### Task objective
A word-for-word repeat of all the data is the goal.

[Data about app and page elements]
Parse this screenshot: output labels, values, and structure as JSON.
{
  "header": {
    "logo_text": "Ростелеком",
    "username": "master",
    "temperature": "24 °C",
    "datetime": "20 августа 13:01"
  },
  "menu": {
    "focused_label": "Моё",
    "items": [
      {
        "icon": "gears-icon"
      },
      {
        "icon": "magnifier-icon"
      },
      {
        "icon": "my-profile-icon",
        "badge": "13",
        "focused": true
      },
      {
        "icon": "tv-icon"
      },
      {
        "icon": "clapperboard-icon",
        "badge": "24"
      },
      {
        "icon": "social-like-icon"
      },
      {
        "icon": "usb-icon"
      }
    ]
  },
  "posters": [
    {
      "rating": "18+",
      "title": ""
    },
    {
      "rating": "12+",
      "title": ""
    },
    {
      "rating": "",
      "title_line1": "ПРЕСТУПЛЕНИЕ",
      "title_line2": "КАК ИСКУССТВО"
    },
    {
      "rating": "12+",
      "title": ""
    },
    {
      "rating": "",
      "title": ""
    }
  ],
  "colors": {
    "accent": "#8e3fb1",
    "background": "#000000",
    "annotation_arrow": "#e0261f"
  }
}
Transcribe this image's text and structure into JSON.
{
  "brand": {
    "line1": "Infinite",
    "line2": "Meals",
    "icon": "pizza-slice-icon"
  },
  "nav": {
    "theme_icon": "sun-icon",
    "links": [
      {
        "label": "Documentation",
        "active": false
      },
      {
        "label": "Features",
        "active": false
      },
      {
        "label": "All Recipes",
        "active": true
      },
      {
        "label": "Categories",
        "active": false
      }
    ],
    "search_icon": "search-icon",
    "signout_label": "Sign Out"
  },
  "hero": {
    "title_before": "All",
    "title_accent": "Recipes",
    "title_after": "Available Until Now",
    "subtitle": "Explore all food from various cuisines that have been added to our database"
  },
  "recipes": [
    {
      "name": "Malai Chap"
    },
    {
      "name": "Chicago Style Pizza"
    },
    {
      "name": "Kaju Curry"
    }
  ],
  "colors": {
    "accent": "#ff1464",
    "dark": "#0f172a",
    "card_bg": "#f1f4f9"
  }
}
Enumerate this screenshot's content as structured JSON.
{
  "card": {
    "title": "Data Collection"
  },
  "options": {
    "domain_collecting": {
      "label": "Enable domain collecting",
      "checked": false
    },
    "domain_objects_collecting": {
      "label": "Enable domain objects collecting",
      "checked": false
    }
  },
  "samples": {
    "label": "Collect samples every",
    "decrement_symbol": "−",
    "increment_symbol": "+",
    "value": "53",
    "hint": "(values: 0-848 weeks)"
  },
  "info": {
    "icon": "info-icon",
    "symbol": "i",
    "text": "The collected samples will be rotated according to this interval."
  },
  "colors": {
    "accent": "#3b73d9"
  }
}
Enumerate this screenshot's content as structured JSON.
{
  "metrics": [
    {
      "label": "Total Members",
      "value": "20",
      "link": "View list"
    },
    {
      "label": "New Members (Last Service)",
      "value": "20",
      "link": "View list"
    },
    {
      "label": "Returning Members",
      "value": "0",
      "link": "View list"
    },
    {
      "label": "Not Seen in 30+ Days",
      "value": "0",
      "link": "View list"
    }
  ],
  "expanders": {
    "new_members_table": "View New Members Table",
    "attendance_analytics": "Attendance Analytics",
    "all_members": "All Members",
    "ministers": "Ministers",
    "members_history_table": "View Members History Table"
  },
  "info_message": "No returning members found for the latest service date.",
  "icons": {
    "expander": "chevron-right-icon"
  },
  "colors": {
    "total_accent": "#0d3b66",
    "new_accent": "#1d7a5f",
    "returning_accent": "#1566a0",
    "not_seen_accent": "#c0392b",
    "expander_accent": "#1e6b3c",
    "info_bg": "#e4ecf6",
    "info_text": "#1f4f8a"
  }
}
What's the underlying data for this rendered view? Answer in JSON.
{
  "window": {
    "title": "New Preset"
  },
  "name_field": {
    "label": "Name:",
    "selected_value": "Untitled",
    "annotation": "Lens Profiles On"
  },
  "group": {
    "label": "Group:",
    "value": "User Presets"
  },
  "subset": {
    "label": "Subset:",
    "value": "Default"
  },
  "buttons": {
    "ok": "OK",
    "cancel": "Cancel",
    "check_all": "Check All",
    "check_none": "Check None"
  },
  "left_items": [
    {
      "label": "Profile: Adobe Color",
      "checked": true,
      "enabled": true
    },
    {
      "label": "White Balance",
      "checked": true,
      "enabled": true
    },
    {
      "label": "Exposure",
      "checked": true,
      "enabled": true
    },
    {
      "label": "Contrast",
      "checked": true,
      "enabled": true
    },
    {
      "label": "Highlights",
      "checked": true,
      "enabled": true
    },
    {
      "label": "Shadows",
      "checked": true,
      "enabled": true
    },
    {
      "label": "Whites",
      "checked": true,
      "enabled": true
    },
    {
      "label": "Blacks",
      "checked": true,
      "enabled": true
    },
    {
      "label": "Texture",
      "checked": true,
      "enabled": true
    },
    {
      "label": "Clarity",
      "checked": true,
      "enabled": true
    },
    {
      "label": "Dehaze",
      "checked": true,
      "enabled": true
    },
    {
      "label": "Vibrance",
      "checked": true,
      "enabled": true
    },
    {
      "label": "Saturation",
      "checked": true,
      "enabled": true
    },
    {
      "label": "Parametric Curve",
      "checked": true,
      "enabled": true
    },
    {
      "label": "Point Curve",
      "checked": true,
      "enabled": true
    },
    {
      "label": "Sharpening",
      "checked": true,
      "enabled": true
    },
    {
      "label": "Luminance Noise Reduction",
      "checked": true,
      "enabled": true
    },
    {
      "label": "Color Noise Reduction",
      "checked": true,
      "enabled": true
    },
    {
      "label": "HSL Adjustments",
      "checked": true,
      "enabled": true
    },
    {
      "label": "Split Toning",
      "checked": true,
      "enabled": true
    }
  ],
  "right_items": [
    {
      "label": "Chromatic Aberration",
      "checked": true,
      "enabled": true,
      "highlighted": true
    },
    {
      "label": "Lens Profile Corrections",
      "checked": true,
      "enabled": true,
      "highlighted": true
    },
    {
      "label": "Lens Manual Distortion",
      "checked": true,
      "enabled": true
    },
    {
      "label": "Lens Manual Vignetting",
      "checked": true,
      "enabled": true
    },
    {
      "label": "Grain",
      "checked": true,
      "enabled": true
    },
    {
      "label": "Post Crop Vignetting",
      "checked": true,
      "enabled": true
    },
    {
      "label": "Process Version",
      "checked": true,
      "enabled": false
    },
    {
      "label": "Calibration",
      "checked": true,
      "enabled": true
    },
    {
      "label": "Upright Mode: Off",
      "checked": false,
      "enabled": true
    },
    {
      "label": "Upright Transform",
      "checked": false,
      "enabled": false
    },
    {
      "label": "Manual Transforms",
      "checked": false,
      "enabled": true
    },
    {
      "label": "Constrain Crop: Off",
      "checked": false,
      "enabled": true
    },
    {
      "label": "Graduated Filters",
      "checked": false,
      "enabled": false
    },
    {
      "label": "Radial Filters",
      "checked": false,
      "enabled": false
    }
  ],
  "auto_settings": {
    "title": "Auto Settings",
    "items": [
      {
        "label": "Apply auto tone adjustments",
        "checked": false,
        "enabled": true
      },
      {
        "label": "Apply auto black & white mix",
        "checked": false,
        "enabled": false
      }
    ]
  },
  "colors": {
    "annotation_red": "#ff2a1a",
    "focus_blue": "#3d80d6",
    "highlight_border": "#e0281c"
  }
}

### Output of the task
Parse this screenshot: output labels, values, and structure as JSON.
{
  "header": {
    "logo_text": "Ростелеком",
    "username": "master",
    "temperature": "24 °C",
    "datetime": "20 августа 13:01"
  },
  "menu": {
    "focused_label": "Моё",
    "items": [
      {
        "icon": "gears-icon"
      },
      {
        "icon": "magnifier-icon"
      },
      {
        "icon": "my-profile-icon",
        "badge": "13",
        "focused": true
      },
      {
        "icon": "tv-icon"
      },
      {
        "icon": "clapperboard-icon",
        "badge": "24"
      },
      {
        "icon": "social-like-icon"
      },
      {
        "icon": "usb-icon"
      }
    ]
  },
  "posters": [
    {
      "rating": "18+",
      "title": ""
    },
    {
      "rating": "12+",
      "title": ""
    },
    {
      "rating": "",
      "title_line1": "ПРЕСТУПЛЕНИЕ",
      "title_line2": "КАК ИСКУССТВО"
    },
    {
      "rating": "12+",
      "title": ""
    },
    {
      "rating": "",
      "title": ""
    }
  ],
  "colors": {
    "accent": "#8e3fb1",
    "background": "#000000",
    "annotation_arrow": "#e0261f"
  }
}
Transcribe this image's text and structure into JSON.
{
  "brand": {
    "line1": "Infinite",
    "line2": "Meals",
    "icon": "pizza-slice-icon"
  },
  "nav": {
    "theme_icon": "sun-icon",
    "links": [
      {
        "label": "Documentation",
        "active": false
      },
      {
        "label": "Features",
        "active": false
      },
      {
        "label": "All Recipes",
        "active": true
      },
      {
        "label": "Categories",
        "active": false
      }
    ],
    "search_icon": "search-icon",
    "signout_label": "Sign Out"
  },
  "hero": {
    "title_before": "All",
    "title_accent": "Recipes",
    "title_after": "Available Until Now",
    "subtitle": "Explore all food from various cuisines that have been added to our database"
  },
  "recipes": [
    {
      "name": "Malai Chap"
    },
    {
      "name": "Chicago Style Pizza"
    },
    {
      "name": "Kaju Curry"
    }
  ],
  "colors": {
    "accent": "#ff1464",
    "dark": "#0f172a",
    "card_bg": "#f1f4f9"
  }
}
Enumerate this screenshot's content as structured JSON.
{
  "card": {
    "title": "Data Collection"
  },
  "options": {
    "domain_collecting": {
      "label": "Enable domain collecting",
      "checked": false
    },
    "domain_objects_collecting": {
      "label": "Enable domain objects collecting",
      "checked": false
    }
  },
  "samples": {
    "label": "Collect samples every",
    "decrement_symbol": "−",
    "increment_symbol": "+",
    "value": "53",
    "hint": "(values: 0-848 weeks)"
  },
  "info": {
    "icon": "info-icon",
    "symbol": "i",
    "text": "The collected samples will be rotated according to this interval."
  },
  "colors": {
    "accent": "#3b73d9"
  }
}
Enumerate this screenshot's content as structured JSON.
{
  "metrics": [
    {
      "label": "Total Members",
      "value": "20",
      "link": "View list"
    },
    {
      "label": "New Members (Last Service)",
      "value": "20",
      "link": "View list"
    },
    {
      "label": "Returning Members",
      "value": "0",
      "link": "View list"
    },
    {
      "label": "Not Seen in 30+ Days",
      "value": "0",
      "link": "View list"
    }
  ],
  "expanders": {
    "new_members_table": "View New Members Table",
    "attendance_analytics": "Attendance Analytics",
    "all_members": "All Members",
    "ministers": "Ministers",
    "members_history_table": "View Members History Table"
  },
  "info_message": "No returning members found for the latest service date.",
  "icons": {
    "expander": "chevron-right-icon"
  },
  "colors": {
    "total_accent": "#0d3b66",
    "new_accent": "#1d7a5f",
    "returning_accent": "#1566a0",
    "not_seen_accent": "#c0392b",
    "expander_accent": "#1e6b3c",
    "info_bg": "#e4ecf6",
    "info_text": "#1f4f8a"
  }
}
What's the underlying data for this rendered view? Answer in JSON.
{
  "window": {
    "title": "New Preset"
  },
  "name_field": {
    "label": "Name:",
    "selected_value": "Untitled",
    "annotation": "Lens Profiles On"
  },
  "group": {
    "label": "Group:",
    "value": "User Presets"
  },
  "subset": {
    "label": "Subset:",
    "value": "Default"
  },
  "buttons": {
    "ok": "OK",
    "cancel": "Cancel",
    "check_all": "Check All",
    "check_none": "Check None"
  },
  "left_items": [
    {
      "label": "Profile: Adobe Color",
      "checked": true,
      "enabled": true
    },
    {
      "label": "White Balance",
      "checked": true,
      "enabled": true
    },
    {
      "label": "Exposure",
      "checked": true,
      "enabled": true
    },
    {
      "label": "Contrast",
      "checked": true,
      "enabled": true
    },
    {
      "label": "Highlights",
      "checked": true,
      "enabled": true
    },
    {
      "label": "Shadows",
      "checked": true,
      "enabled": true
    },
    {
      "label": "Whites",
      "checked": true,
      "enabled": true
    },
    {
      "label": "Blacks",
      "checked": true,
      "enabled": true
    },
    {
      "label": "Texture",
      "checked": true,
      "enabled": true
    },
    {
      "label": "Clarity",
      "checked": true,
      "enabled": true
    },
    {
      "label": "Dehaze",
      "checked": true,
      "enabled": true
    },
    {
      "label": "Vibrance",
      "checked": true,
      "enabled": true
    },
    {
      "label": "Saturation",
      "checked": true,
      "enabled": true
    },
    {
      "label": "Parametric Curve",
      "checked": true,
      "enabled": true
    },
    {
      "label": "Point Curve",
      "checked": true,
      "enabled": true
    },
    {
      "label": "Sharpening",
      "checked": true,
      "enabled": true
    },
    {
      "label": "Luminance Noise Reduction",
      "checked": true,
      "enabled": true
    },
    {
      "label": "Color Noise Reduction",
      "checked": true,
      "enabled": true
    },
    {
      "label": "HSL Adjustments",
      "checked": true,
      "enabled": true
    },
    {
      "label": "Split Toning",
      "checked": true,
      "enabled": true
    }
  ],
  "right_items": [
    {
      "label": "Chromatic Aberration",
      "checked": true,
      "enabled": true,
      "highlighted": true
    },
    {
      "label": "Lens Profile Corrections",
      "checked": true,
      "enabled": true,
      "highlighted": true
    },
    {
      "label": "Lens Manual Distortion",
      "checked": true,
      "enabled": true
    },
    {
      "label": "Lens Manual Vignetting",
      "checked": true,
      "enabled": true
    },
    {
      "label": "Grain",
      "checked": true,
      "enabled": true
    },
    {
      "label": "Post Crop Vignetting",
      "checked": true,
      "enabled": true
    },
    {
      "label": "Process Version",
      "checked": true,
      "enabled": false
    },
    {
      "label": "Calibration",
      "checked": true,
      "enabled": true
    },
    {
      "label": "Upright Mode: Off",
      "checked": false,
      "enabled": true
    },
    {
      "label": "Upright Transform",
      "checked": false,
      "enabled": false
    },
    {
      "label": "Manual Transforms",
      "checked": false,
      "enabled": true
    },
    {
      "label": "Constrain Crop: Off",
      "checked": false,
      "enabled": true
    },
    {
      "label": "Graduated Filters",
      "checked": false,
      "enabled": false
    },
    {
      "label": "Radial Filters",
      "checked": false,
      "enabled": false
    }
  ],
  "auto_settings": {
    "title": "Auto Settings",
    "items": [
      {
        "label": "Apply auto tone adjustments",
        "checked": false,
        "enabled": true
      },
      {
        "label": "Apply auto black & white mix",
        "checked": false,
        "enabled": false
      }
    ]
  },
  "colors": {
    "annotation_red": "#ff2a1a",
    "focus_blue": "#3d80d6",
    "highlight_border": "#e0281c"
  }
}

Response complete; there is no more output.